“I bet Rumsfeld is one hell of a poker player.” –my first comment walking out of Errol Morris’ documentary about Donald Rumsfeld.
Before seeing the film I had heard Morris talk about sitting down with the former defense secretary and he contrasted the experience with that of filming McNamara for “A Fog of War.” McNamara, he said, grappled with the consequences of his policies in Vietnam while Rumsfeld was glib, disingenuous, empty, and not someone who was at all relatable. A review in the Atlantic follows this same tact by saying that Rumsfeld was unsuccessful in his verbal jousts and that Morris’ true target in the film was smugness.
I do not totally agree. Don’t get me wrong, Rumsfeld was absolutely smug and does not vindicate himself in the film, but focusing on this surface attitude overlooks some larger points.
The issue is that Rumsfeld appeared to have three modes: toeing in the party line, coyly defending Rumsfeld against the rest of the Bush-administration appointees, and the truth, from his point of view. My contention here is that Rumsfeld was telling the truth more frequently than he gets credit for.
One theme Rumsfeld repeated in his answers was his unflappable faith in rational actors. He is a realist, through and through and the great failing of realists is their faith in rationality in the face of an irrational world. Take two examples:
- With the prisoner abuse scandals Rumsfeld tried to justify the sequence of events and defend the D.o.D. by pointing out that 1) the interrogators went further than permitted and 2) they failed to heed a memo that retracted the order. On one hand, this is Rumsfeld passing the blame on down the line where another person would express remorse. On the other, I do not doubt that Rumsfeld believed that his responsibility was done with once he sent the memo. Does this absolve Rumsfeld? No, but given the situation, his power was a good deal more limited than many people would like to think and I can understand why he might have believed himself not responsible for the prisoners and certainly not solely responsible for the military decision in the Bush administration.
- In a line of questions that dealt with the capture of Saddam Hussein, Rumsfeld said he had no interest in talking with the Iraqi leader. Rumsfeld had met him in the 1980s and found him to be a pompous blowhard (in so many words), but had connected with one of Saddam Hussein’s lieutenants on that same trip. Rumsfeld said that that was who he wanted to talk to, rational actor to rational actor to learn how he could let Iraq get into a war with the United States–he was genuinely perplexed as to how the two sides got to the point of war, but it was clear that he expected Iraqi decision making to be based on the same rational process as his own.

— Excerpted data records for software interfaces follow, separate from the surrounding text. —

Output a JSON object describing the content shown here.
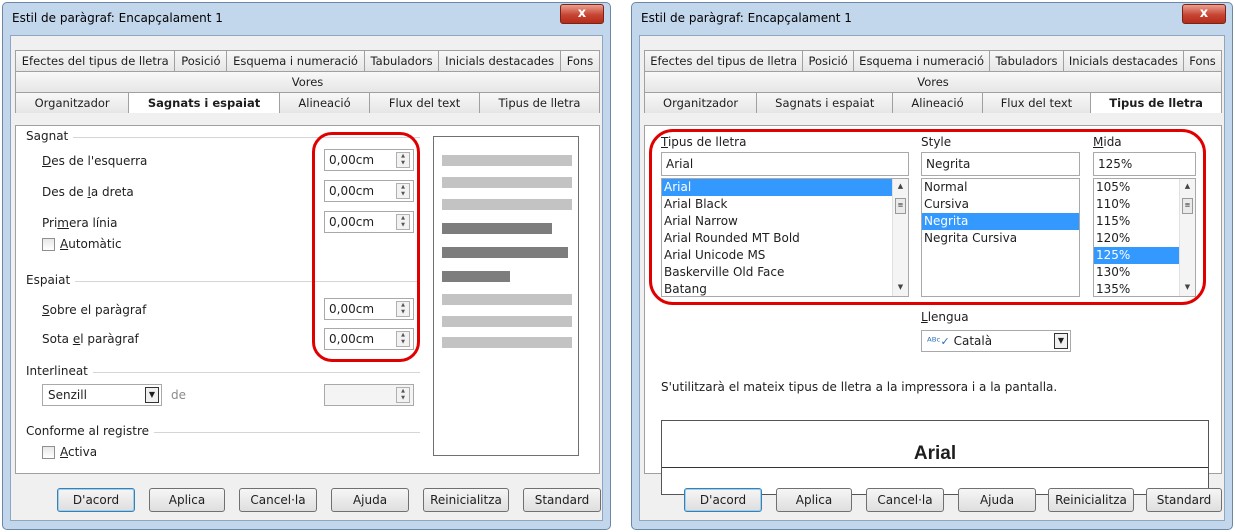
{
  "dialog1": {
    "title": "Estil de paràgraf: Encapçalament 1",
    "close_glyph": "x",
    "tabs_row1": [
      "Efectes del tipus de lletra",
      "Posició",
      "Esquema i numeració",
      "Tabuladors",
      "Inicials destacades",
      "Fons"
    ],
    "tabs_row2": [
      "Vores"
    ],
    "tabs_row3": [
      "Organitzador",
      "Sagnats i espaiat",
      "Alineació",
      "Flux del text",
      "Tipus de lletra"
    ],
    "active_tab": "Sagnats i espaiat",
    "indent": {
      "group": "Sagnat",
      "from_left_label": "Des de l'esquerra",
      "from_left_value": "0,00cm",
      "from_right_label": "Des de la dreta",
      "from_right_value": "0,00cm",
      "first_line_label": "Primera línia",
      "first_line_value": "0,00cm",
      "automatic_label": "Automàtic"
    },
    "spacing": {
      "group": "Espaiat",
      "above_label": "Sobre el paràgraf",
      "above_value": "0,00cm",
      "below_label": "Sota el paràgraf",
      "below_value": "0,00cm"
    },
    "line_spacing": {
      "group": "Interlineat",
      "value": "Senzill",
      "of_label": "de"
    },
    "register": {
      "group": "Conforme al registre",
      "active_label": "Activa"
    }
  },
  "dialog2": {
    "title": "Estil de paràgraf: Encapçalament 1",
    "close_glyph": "x",
    "tabs_row1": [
      "Efectes del tipus de lletra",
      "Posició",
      "Esquema i numeració",
      "Tabuladors",
      "Inicials destacades",
      "Fons"
    ],
    "tabs_row2": [
      "Vores"
    ],
    "tabs_row3": [
      "Organitzador",
      "Sagnats i espaiat",
      "Alineació",
      "Flux del text",
      "Tipus de lletra"
    ],
    "active_tab": "Tipus de lletra",
    "font": {
      "label": "Tipus de lletra",
      "value": "Arial",
      "options": [
        "Arial",
        "Arial Black",
        "Arial Narrow",
        "Arial Rounded MT Bold",
        "Arial Unicode MS",
        "Baskerville Old Face",
        "Batang"
      ],
      "selected": "Arial"
    },
    "style": {
      "label": "Style",
      "value": "Negrita",
      "options": [
        "Normal",
        "Cursiva",
        "Negrita",
        "Negrita Cursiva"
      ],
      "selected": "Negrita"
    },
    "size": {
      "label": "Mida",
      "value": "125%",
      "options": [
        "105%",
        "110%",
        "115%",
        "120%",
        "125%",
        "130%",
        "135%"
      ],
      "selected": "125%"
    },
    "language": {
      "label": "Llengua",
      "value": "Català"
    },
    "info_text": "S'utilitzarà el mateix tipus de lletra a la impressora i a la pantalla.",
    "preview_text": "Arial"
  },
  "buttons": {
    "ok": "D'acord",
    "apply": "Aplica",
    "cancel": "Cancel·la",
    "help": "Ajuda",
    "reset": "Reinicialitza",
    "standard": "Standard"
  },
  "colors": {
    "highlight_oval": "#e00000",
    "selection": "#3399ff",
    "frame": "#c3d7ec"
  }
}
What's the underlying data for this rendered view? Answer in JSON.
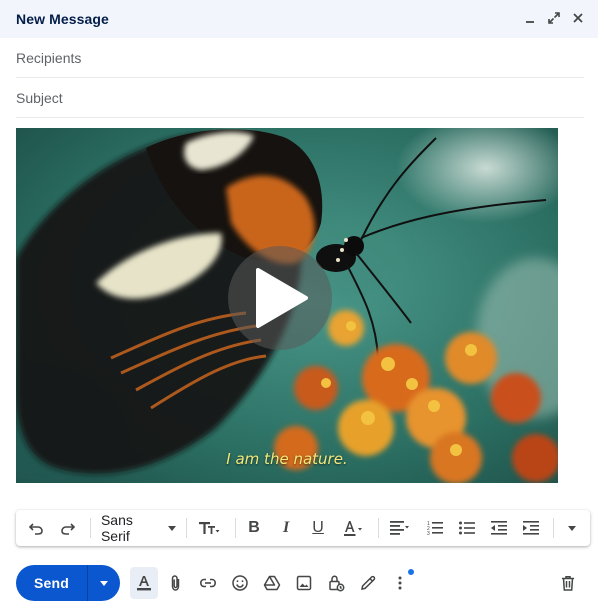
{
  "window": {
    "title": "New Message"
  },
  "fields": {
    "recipients_placeholder": "Recipients",
    "subject_placeholder": "Subject"
  },
  "video": {
    "caption": "I am the nature."
  },
  "format_toolbar": {
    "font_family": "Sans Serif",
    "bold_label": "B",
    "italic_label": "I",
    "underline_label": "U",
    "items": [
      "undo-icon",
      "redo-icon",
      "font-family-select",
      "text-size-icon",
      "bold",
      "italic",
      "underline",
      "text-color-icon",
      "align-icon",
      "numbered-list-icon",
      "bulleted-list-icon",
      "indent-less-icon",
      "indent-more-icon",
      "more-formatting-icon"
    ]
  },
  "bottom_bar": {
    "send_label": "Send",
    "icons": [
      "formatting-options-icon",
      "attach-icon",
      "link-icon",
      "emoji-icon",
      "drive-icon",
      "photo-icon",
      "confidential-mode-icon",
      "signature-icon",
      "more-options-icon",
      "discard-trash-icon"
    ]
  },
  "colors": {
    "header_bg": "#f2f6fc",
    "title_text": "#041e49",
    "send_button": "#0b57d0",
    "caption_text": "#f3e97a"
  }
}
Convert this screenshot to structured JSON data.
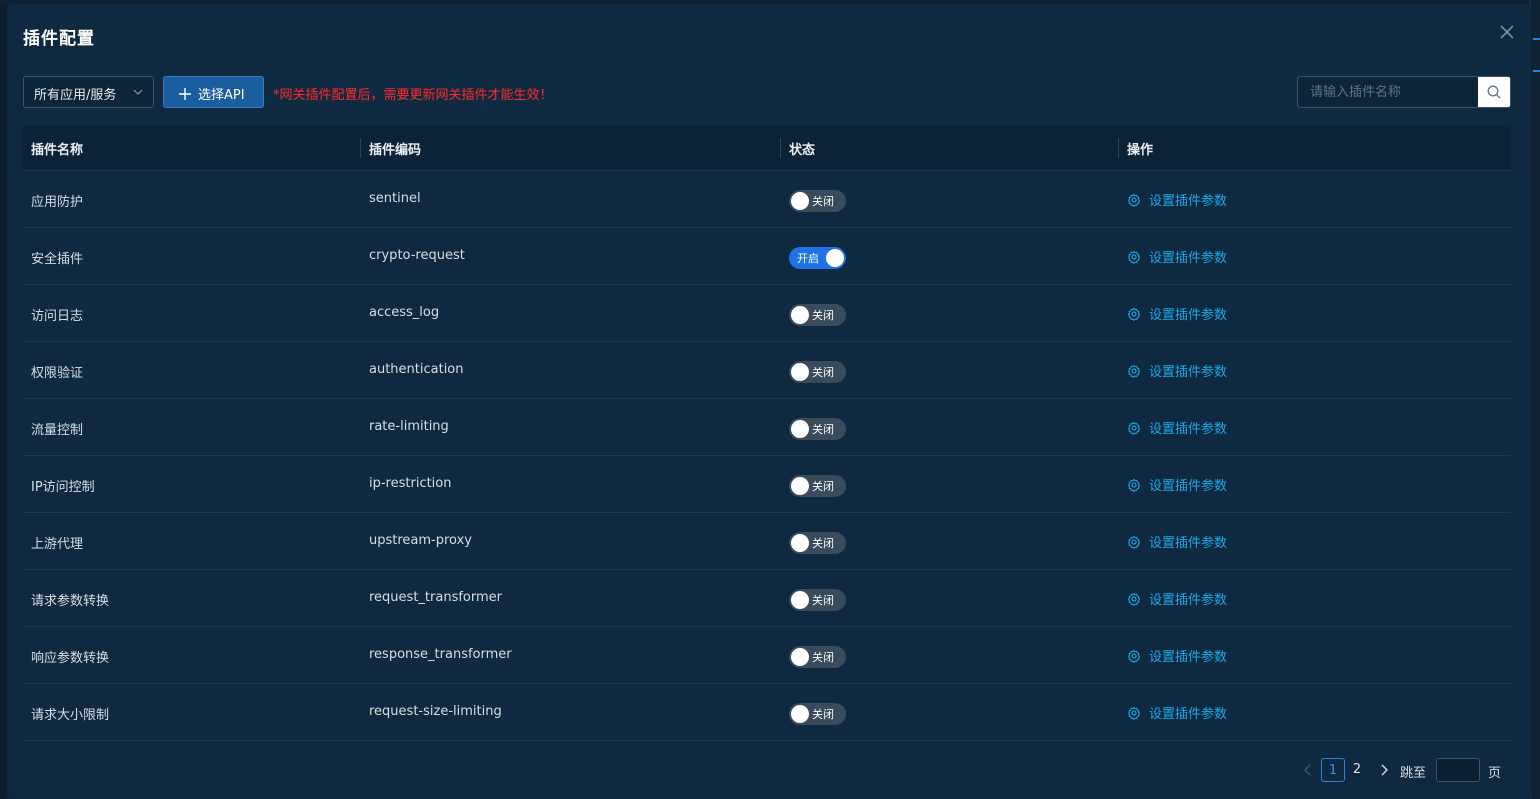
{
  "modal": {
    "title": "插件配置",
    "close_icon": "close-icon"
  },
  "toolbar": {
    "scope_select": "所有应用/服务",
    "select_api_label": "选择API",
    "warning": "*网关插件配置后，需要更新网关插件才能生效！",
    "search_placeholder": "请输入插件名称"
  },
  "table": {
    "headers": [
      "插件名称",
      "插件编码",
      "状态",
      "操作"
    ],
    "rows": [
      {
        "name": "应用防护",
        "code": "sentinel",
        "status": "关闭",
        "enabled": false,
        "action": "设置插件参数"
      },
      {
        "name": "安全插件",
        "code": "crypto-request",
        "status": "开启",
        "enabled": true,
        "action": "设置插件参数"
      },
      {
        "name": "访问日志",
        "code": "access_log",
        "status": "关闭",
        "enabled": false,
        "action": "设置插件参数"
      },
      {
        "name": "权限验证",
        "code": "authentication",
        "status": "关闭",
        "enabled": false,
        "action": "设置插件参数"
      },
      {
        "name": "流量控制",
        "code": "rate-limiting",
        "status": "关闭",
        "enabled": false,
        "action": "设置插件参数"
      },
      {
        "name": "IP访问控制",
        "code": "ip-restriction",
        "status": "关闭",
        "enabled": false,
        "action": "设置插件参数"
      },
      {
        "name": "上游代理",
        "code": "upstream-proxy",
        "status": "关闭",
        "enabled": false,
        "action": "设置插件参数"
      },
      {
        "name": "请求参数转换",
        "code": "request_transformer",
        "status": "关闭",
        "enabled": false,
        "action": "设置插件参数"
      },
      {
        "name": "响应参数转换",
        "code": "response_transformer",
        "status": "关闭",
        "enabled": false,
        "action": "设置插件参数"
      },
      {
        "name": "请求大小限制",
        "code": "request-size-limiting",
        "status": "关闭",
        "enabled": false,
        "action": "设置插件参数"
      }
    ]
  },
  "pagination": {
    "pages": [
      "1",
      "2"
    ],
    "current": "1",
    "jump_label": "跳至",
    "page_suffix": "页"
  },
  "colors": {
    "modal_bg": "#0f2a40",
    "accent": "#1f73e6",
    "link": "#1ea8e8",
    "warning": "#ff2a2a"
  }
}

But the world is not made of rational actors, on either side, which was one of Rumsfeld’s grand delusions. Likewise, there is a persistent glossing of WMDs (chemical, nerve, atomic) and a Nuclear Program that was used as justification for the invasion of Iraq, and The Terrorists were characterized as some sort of unified front against which the US and Co. fight against as the Defenders of Freedom. These are two of the great myths of 21st century political discourse that Rumsfeld used in his answers and Errol Morris slipped into his questions. Thus, a final point: n both the film and the clips of press conferences from Rumsfeld time at the D.o.D., Rumsfeld only answered the questions asked, and not all the questions were good.
“Unknown Known” didn’t do Rumsfeld any favors in terms of his legacy because he was smug, clever, sometimes coy, and unrepentant. But to dismiss him as such gives Rumsfeld both too much and too little credit.